Content starts

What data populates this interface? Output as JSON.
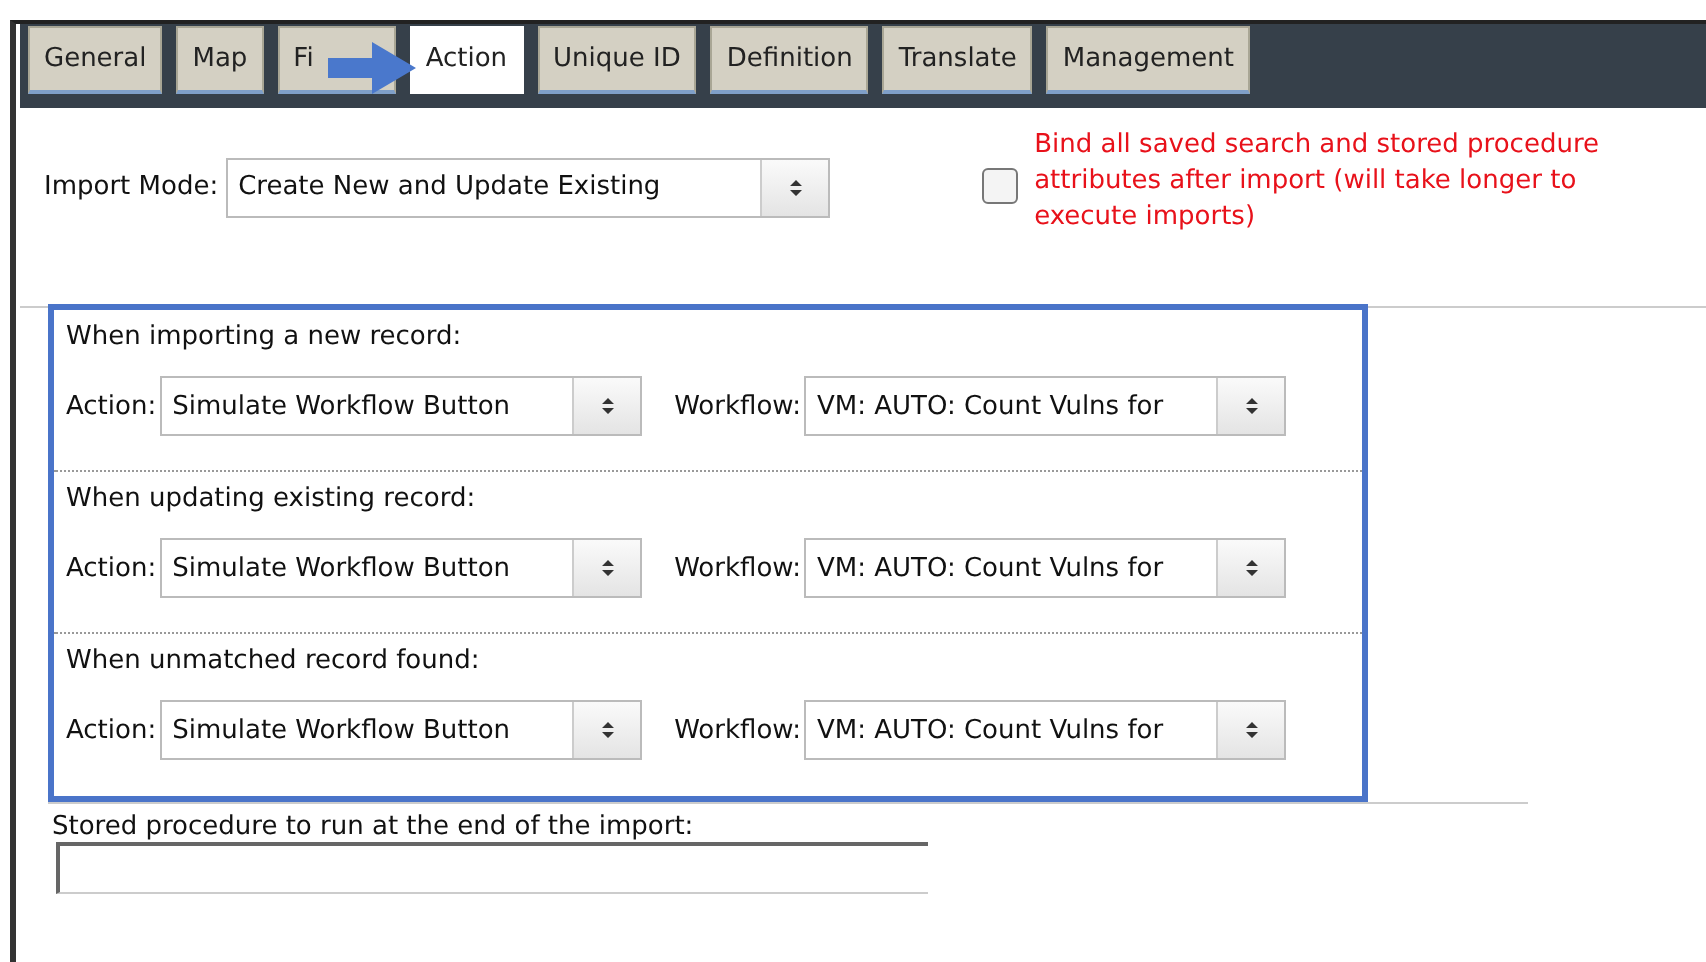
{
  "tabs": [
    {
      "label": "General",
      "selected": false
    },
    {
      "label": "Map",
      "selected": false
    },
    {
      "label": "Fi",
      "selected": false
    },
    {
      "label": "Action",
      "selected": true
    },
    {
      "label": "Unique ID",
      "selected": false
    },
    {
      "label": "Definition",
      "selected": false
    },
    {
      "label": "Translate",
      "selected": false
    },
    {
      "label": "Management",
      "selected": false
    }
  ],
  "import_mode": {
    "label": "Import Mode:",
    "value": "Create New and Update Existing"
  },
  "bind_option": {
    "checked": false,
    "text": "Bind all saved search and stored procedure\nattributes after import (will take longer to\nexecute imports)"
  },
  "sections": [
    {
      "heading": "When importing a new record:",
      "action_label": "Action:",
      "action_value": "Simulate Workflow Button",
      "workflow_label": "Workflow:",
      "workflow_value": "VM: AUTO: Count Vulns for"
    },
    {
      "heading": "When updating existing record:",
      "action_label": "Action:",
      "action_value": "Simulate Workflow Button",
      "workflow_label": "Workflow:",
      "workflow_value": "VM: AUTO: Count Vulns for"
    },
    {
      "heading": "When unmatched record found:",
      "action_label": "Action:",
      "action_value": "Simulate Workflow Button",
      "workflow_label": "Workflow:",
      "workflow_value": "VM: AUTO: Count Vulns for"
    }
  ],
  "stored_procedure": {
    "label": "Stored procedure to run at the end of the import:"
  }
}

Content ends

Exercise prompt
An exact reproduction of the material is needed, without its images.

Answer below
What data populates this interface? Output as JSON.
{
  "tabs": [
    {
      "label": "General",
      "selected": false
    },
    {
      "label": "Map",
      "selected": false
    },
    {
      "label": "Fi",
      "selected": false
    },
    {
      "label": "Action",
      "selected": true
    },
    {
      "label": "Unique ID",
      "selected": false
    },
    {
      "label": "Definition",
      "selected": false
    },
    {
      "label": "Translate",
      "selected": false
    },
    {
      "label": "Management",
      "selected": false
    }
  ],
  "import_mode": {
    "label": "Import Mode:",
    "value": "Create New and Update Existing"
  },
  "bind_option": {
    "checked": false,
    "text": "Bind all saved search and stored procedure\nattributes after import (will take longer to\nexecute imports)"
  },
  "sections": [
    {
      "heading": "When importing a new record:",
      "action_label": "Action:",
      "action_value": "Simulate Workflow Button",
      "workflow_label": "Workflow:",
      "workflow_value": "VM: AUTO: Count Vulns for"
    },
    {
      "heading": "When updating existing record:",
      "action_label": "Action:",
      "action_value": "Simulate Workflow Button",
      "workflow_label": "Workflow:",
      "workflow_value": "VM: AUTO: Count Vulns for"
    },
    {
      "heading": "When unmatched record found:",
      "action_label": "Action:",
      "action_value": "Simulate Workflow Button",
      "workflow_label": "Workflow:",
      "workflow_value": "VM: AUTO: Count Vulns for"
    }
  ],
  "stored_procedure": {
    "label": "Stored procedure to run at the end of the import:"
  }
}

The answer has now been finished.